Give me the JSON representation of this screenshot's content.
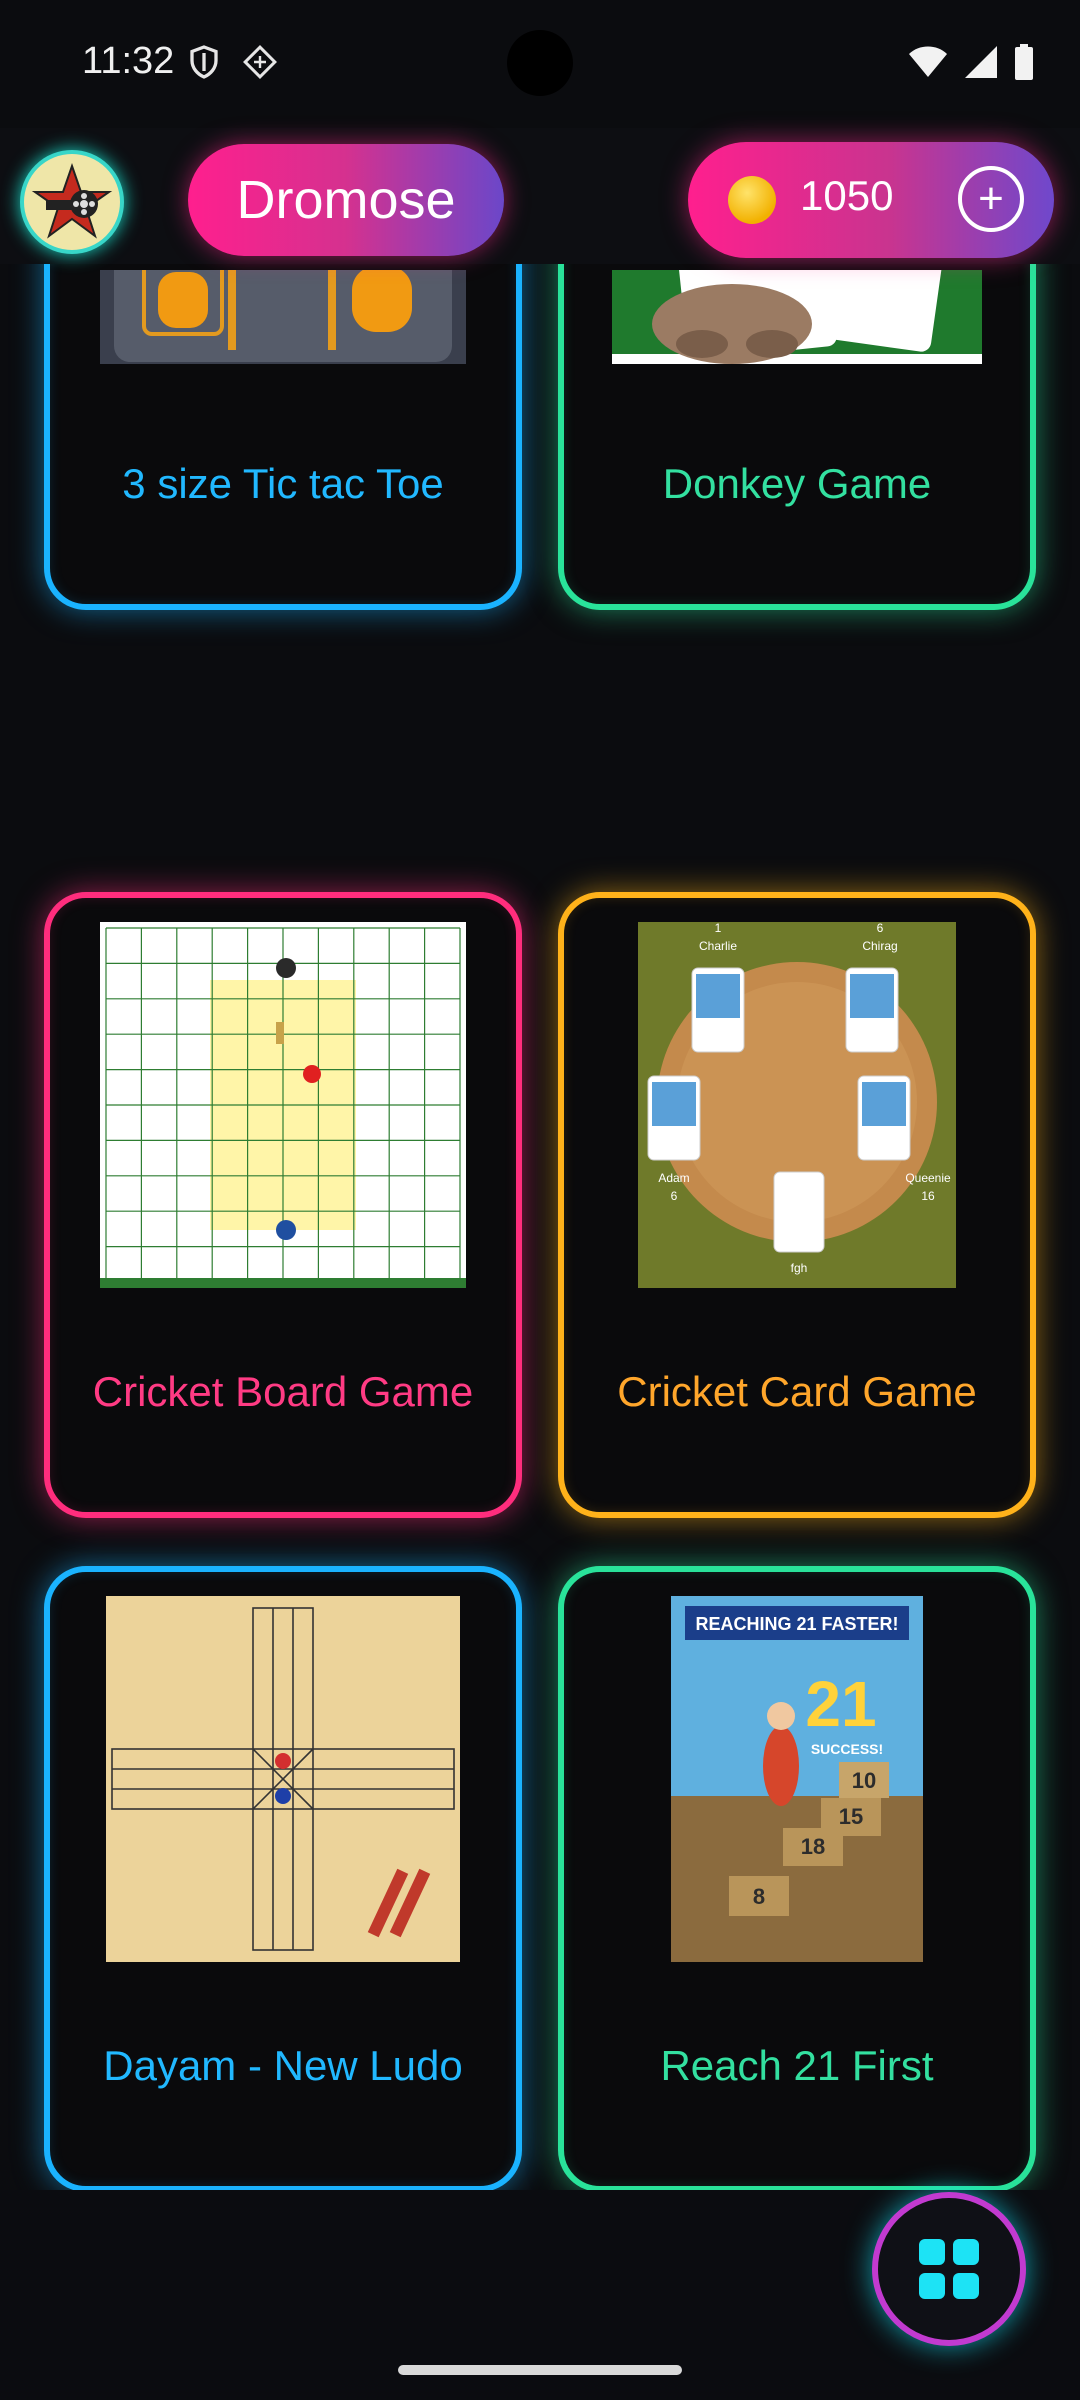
{
  "status_bar": {
    "time": "11:32",
    "icons": [
      "shield-icon",
      "data-saver-icon",
      "wifi-icon",
      "signal-icon",
      "battery-icon"
    ]
  },
  "header": {
    "avatar_icon": "film-reel-star-icon",
    "app_title": "Dromose",
    "coins": "1050",
    "coin_icon": "coin-icon",
    "add_coins_icon": "plus-icon",
    "add_coins_label": "+"
  },
  "games": [
    {
      "title": "3 size Tic tac Toe",
      "color": "#1ab3ff",
      "label_color": "#21b8ff"
    },
    {
      "title": "Donkey Game",
      "color": "#29e39a",
      "label_color": "#33e0a0"
    },
    {
      "title": "Cricket Board Game",
      "color": "#ff2d7d",
      "label_color": "#ff3b84"
    },
    {
      "title": "Cricket Card Game",
      "color": "#ffb21a",
      "label_color": "#ffa62b"
    },
    {
      "title": "Dayam - New Ludo",
      "color": "#1ab3ff",
      "label_color": "#21b8ff"
    },
    {
      "title": "Reach 21 First",
      "color": "#29e39a",
      "label_color": "#33e0a0"
    }
  ],
  "thumb_text": {
    "cricket_card_names": [
      "Charlie",
      "Chirag",
      "Adam",
      "Queenie",
      "fgh"
    ],
    "cricket_card_scores": [
      "1",
      "6",
      "6",
      "16"
    ],
    "reach21_banner": "REACHING 21 FASTER!",
    "reach21_big": "21",
    "reach21_success": "SUCCESS!",
    "reach21_steps": [
      "10",
      "15",
      "18",
      "8"
    ]
  },
  "fab": {
    "icon": "grid-icon"
  }
}
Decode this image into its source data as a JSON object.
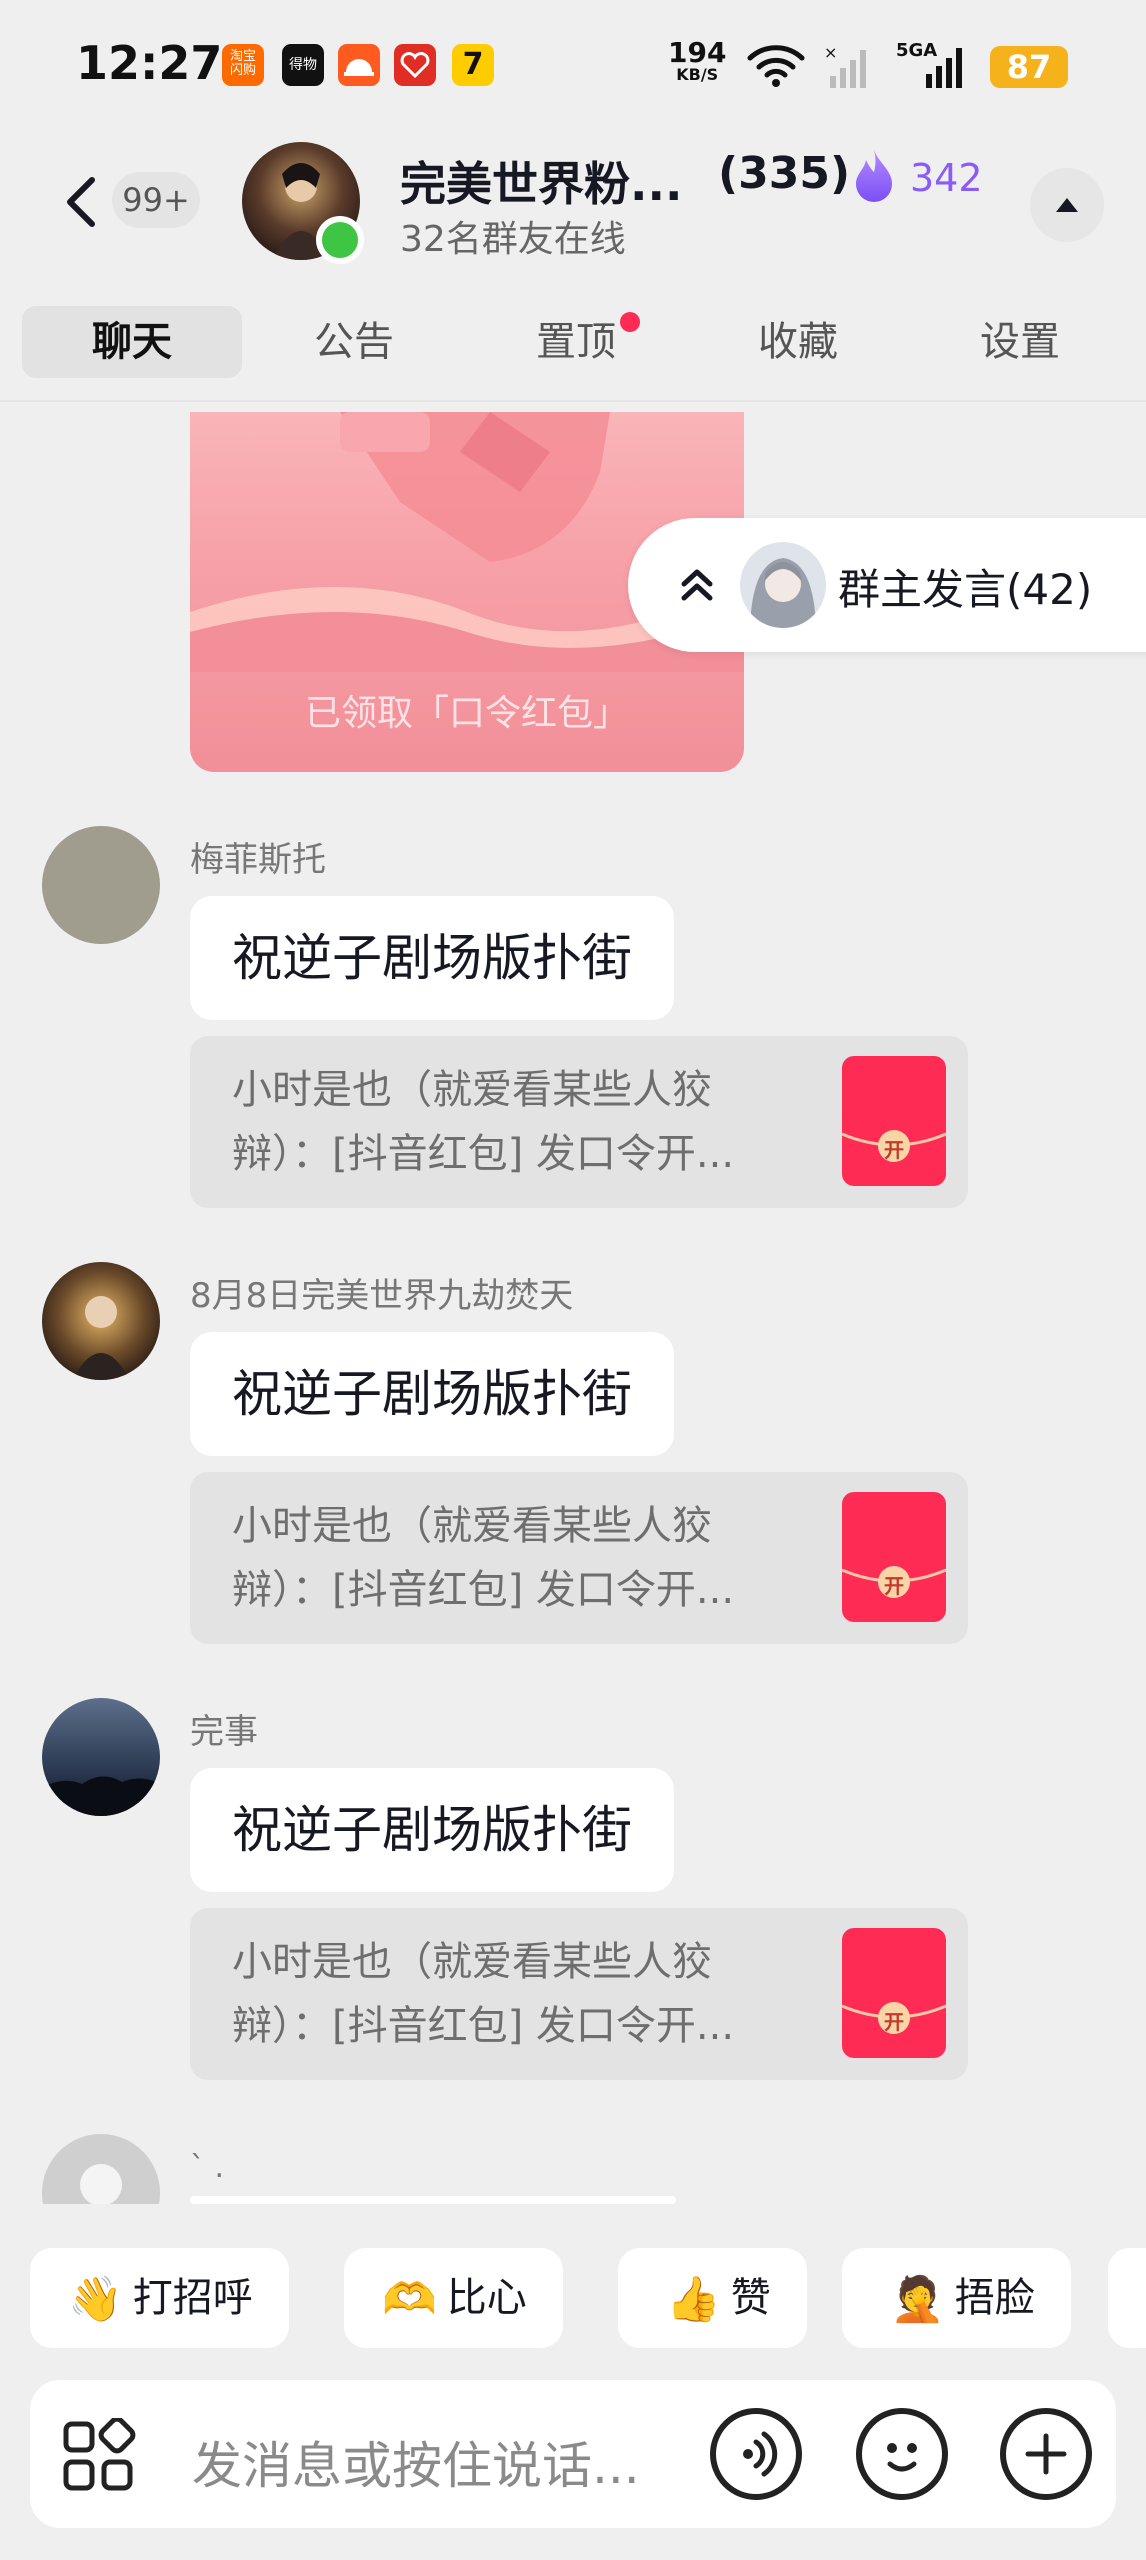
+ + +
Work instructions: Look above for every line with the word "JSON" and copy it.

Answer to the problem:
Give me the JSON representation of this screenshot's content.
Decode this image into its source data as a JSON object.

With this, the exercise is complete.